> WHAT TO WORK ON:
Tally the lines below that include "this" and give only the total.

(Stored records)

^^^^

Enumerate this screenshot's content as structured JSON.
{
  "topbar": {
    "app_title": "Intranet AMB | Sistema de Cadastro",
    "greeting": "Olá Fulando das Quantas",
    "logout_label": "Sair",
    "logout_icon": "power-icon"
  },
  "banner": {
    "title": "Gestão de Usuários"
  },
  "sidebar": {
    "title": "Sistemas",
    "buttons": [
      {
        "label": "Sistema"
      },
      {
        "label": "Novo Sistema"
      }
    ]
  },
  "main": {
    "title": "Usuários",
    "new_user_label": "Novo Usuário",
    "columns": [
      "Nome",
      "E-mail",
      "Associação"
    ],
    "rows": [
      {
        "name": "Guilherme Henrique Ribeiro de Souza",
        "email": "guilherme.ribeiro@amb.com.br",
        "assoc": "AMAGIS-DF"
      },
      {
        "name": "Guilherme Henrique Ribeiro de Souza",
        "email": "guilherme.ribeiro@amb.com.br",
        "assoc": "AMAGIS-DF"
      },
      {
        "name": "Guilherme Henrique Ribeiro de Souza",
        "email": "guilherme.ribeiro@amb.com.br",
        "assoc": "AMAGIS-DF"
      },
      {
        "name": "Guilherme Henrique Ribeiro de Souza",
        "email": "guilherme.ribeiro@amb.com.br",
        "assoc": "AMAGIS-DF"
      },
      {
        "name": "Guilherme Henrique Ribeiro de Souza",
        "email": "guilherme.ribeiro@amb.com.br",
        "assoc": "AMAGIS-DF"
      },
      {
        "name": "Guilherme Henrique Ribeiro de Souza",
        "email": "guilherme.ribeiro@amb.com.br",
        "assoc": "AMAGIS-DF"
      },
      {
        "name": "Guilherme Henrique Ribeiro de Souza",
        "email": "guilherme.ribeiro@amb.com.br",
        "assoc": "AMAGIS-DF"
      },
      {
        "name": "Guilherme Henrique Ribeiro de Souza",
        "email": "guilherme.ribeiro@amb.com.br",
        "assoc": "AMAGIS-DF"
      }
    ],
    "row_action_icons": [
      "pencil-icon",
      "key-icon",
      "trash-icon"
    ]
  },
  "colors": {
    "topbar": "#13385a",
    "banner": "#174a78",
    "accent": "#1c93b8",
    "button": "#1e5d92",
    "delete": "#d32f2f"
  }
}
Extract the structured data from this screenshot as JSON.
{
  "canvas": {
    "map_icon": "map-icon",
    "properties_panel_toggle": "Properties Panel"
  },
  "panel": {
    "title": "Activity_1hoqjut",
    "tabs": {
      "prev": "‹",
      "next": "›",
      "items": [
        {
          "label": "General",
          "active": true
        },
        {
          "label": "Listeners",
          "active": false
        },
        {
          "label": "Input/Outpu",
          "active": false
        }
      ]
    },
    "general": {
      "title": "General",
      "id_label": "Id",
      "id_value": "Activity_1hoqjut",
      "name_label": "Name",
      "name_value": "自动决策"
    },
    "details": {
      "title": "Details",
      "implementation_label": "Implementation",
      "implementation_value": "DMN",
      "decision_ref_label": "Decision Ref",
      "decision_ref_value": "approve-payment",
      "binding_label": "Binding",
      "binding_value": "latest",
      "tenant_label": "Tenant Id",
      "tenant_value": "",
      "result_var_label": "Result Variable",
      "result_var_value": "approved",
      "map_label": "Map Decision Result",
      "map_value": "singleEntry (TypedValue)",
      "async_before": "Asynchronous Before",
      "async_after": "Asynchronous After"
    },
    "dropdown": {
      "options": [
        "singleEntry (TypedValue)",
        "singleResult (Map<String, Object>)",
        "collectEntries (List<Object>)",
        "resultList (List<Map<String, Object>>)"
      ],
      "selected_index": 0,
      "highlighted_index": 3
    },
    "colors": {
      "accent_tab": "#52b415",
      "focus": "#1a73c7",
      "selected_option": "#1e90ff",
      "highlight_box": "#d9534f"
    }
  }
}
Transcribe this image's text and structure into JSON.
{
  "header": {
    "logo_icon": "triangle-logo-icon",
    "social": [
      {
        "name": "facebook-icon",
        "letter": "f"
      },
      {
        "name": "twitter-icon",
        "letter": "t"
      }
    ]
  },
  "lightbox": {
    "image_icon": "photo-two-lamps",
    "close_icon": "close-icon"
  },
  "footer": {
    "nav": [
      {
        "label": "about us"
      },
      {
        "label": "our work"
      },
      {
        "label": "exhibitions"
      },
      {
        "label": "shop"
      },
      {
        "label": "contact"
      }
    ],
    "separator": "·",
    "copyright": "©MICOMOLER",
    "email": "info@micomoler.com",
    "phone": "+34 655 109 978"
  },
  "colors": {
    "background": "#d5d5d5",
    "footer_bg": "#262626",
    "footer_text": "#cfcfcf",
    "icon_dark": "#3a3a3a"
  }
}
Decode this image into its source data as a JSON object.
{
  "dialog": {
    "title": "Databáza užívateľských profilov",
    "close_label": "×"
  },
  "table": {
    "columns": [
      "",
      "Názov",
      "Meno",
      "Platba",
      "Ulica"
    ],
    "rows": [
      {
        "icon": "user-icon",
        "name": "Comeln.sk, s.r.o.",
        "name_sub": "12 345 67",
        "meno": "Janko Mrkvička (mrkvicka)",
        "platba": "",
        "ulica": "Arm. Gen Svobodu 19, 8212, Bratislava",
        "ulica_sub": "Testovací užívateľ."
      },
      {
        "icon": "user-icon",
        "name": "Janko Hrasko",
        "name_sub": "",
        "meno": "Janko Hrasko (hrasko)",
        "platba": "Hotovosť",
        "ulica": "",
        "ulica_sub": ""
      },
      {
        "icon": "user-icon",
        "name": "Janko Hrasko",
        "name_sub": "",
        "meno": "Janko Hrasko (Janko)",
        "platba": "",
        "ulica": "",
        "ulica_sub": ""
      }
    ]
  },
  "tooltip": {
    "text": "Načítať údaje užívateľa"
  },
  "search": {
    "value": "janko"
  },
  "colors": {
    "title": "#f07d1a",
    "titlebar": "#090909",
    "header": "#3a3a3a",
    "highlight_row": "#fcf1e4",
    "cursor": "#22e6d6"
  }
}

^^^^

> TASK RESULT:
4